- Exercise goal: Your reply must be the number of lines in the entries that hold the word "Audio", and nothing else.

*** Input records ***

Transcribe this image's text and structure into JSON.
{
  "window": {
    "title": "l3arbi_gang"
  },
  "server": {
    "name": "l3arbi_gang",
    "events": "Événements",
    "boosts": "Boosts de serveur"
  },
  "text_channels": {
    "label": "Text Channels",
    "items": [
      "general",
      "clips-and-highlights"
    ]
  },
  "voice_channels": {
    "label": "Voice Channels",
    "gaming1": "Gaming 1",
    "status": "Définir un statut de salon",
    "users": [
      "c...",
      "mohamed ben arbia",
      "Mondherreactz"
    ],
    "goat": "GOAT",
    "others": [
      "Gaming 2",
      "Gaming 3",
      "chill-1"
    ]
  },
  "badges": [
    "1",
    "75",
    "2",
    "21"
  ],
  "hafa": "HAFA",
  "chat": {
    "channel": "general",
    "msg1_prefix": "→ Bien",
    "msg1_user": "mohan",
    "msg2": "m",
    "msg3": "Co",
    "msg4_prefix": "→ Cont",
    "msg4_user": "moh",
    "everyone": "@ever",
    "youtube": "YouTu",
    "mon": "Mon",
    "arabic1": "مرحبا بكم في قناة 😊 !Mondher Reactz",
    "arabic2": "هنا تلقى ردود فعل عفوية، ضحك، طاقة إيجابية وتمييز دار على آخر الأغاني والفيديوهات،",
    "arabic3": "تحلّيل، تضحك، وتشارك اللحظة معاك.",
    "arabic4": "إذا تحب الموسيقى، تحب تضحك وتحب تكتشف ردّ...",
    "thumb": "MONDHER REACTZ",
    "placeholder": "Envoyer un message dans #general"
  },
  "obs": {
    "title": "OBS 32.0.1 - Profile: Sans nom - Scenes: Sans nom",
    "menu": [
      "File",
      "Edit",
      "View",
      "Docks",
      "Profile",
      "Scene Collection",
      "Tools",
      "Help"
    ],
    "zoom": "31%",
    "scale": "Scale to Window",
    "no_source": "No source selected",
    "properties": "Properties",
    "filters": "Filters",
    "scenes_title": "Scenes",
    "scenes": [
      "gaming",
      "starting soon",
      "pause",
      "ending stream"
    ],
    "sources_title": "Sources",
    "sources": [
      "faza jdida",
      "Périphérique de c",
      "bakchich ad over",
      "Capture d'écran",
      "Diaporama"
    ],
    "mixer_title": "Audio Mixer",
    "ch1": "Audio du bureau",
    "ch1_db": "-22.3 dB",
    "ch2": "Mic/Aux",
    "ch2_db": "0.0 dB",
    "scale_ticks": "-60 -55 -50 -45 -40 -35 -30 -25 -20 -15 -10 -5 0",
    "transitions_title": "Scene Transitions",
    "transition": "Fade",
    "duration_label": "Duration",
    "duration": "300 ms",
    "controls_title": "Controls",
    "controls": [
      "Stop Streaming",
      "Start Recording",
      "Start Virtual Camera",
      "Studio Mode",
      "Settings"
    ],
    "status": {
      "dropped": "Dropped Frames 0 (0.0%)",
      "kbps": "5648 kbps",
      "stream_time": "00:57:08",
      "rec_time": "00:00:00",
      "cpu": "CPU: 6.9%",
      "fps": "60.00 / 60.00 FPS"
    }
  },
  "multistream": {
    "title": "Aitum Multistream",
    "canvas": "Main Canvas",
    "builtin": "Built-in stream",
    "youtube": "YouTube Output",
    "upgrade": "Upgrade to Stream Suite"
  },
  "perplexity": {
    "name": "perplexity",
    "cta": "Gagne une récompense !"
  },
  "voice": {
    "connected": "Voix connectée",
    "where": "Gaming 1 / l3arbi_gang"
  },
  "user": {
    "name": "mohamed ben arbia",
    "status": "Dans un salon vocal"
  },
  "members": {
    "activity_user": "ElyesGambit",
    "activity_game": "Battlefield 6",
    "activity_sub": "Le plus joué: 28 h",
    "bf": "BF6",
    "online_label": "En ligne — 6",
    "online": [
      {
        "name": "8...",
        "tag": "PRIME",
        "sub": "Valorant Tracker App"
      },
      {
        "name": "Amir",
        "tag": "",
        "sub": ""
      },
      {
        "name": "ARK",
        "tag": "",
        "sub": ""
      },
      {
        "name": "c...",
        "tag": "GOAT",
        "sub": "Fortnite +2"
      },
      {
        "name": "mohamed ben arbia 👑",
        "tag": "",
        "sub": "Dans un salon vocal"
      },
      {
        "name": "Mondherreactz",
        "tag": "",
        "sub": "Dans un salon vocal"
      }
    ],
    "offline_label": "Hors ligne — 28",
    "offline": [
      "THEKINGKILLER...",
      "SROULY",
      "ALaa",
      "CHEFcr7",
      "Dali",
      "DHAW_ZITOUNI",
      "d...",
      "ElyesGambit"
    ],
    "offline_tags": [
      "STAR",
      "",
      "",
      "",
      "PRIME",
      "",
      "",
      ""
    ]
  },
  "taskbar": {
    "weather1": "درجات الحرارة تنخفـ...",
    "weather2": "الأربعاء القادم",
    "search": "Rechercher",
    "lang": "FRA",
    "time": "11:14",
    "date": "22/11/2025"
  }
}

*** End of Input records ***

- Result of the exercise: 2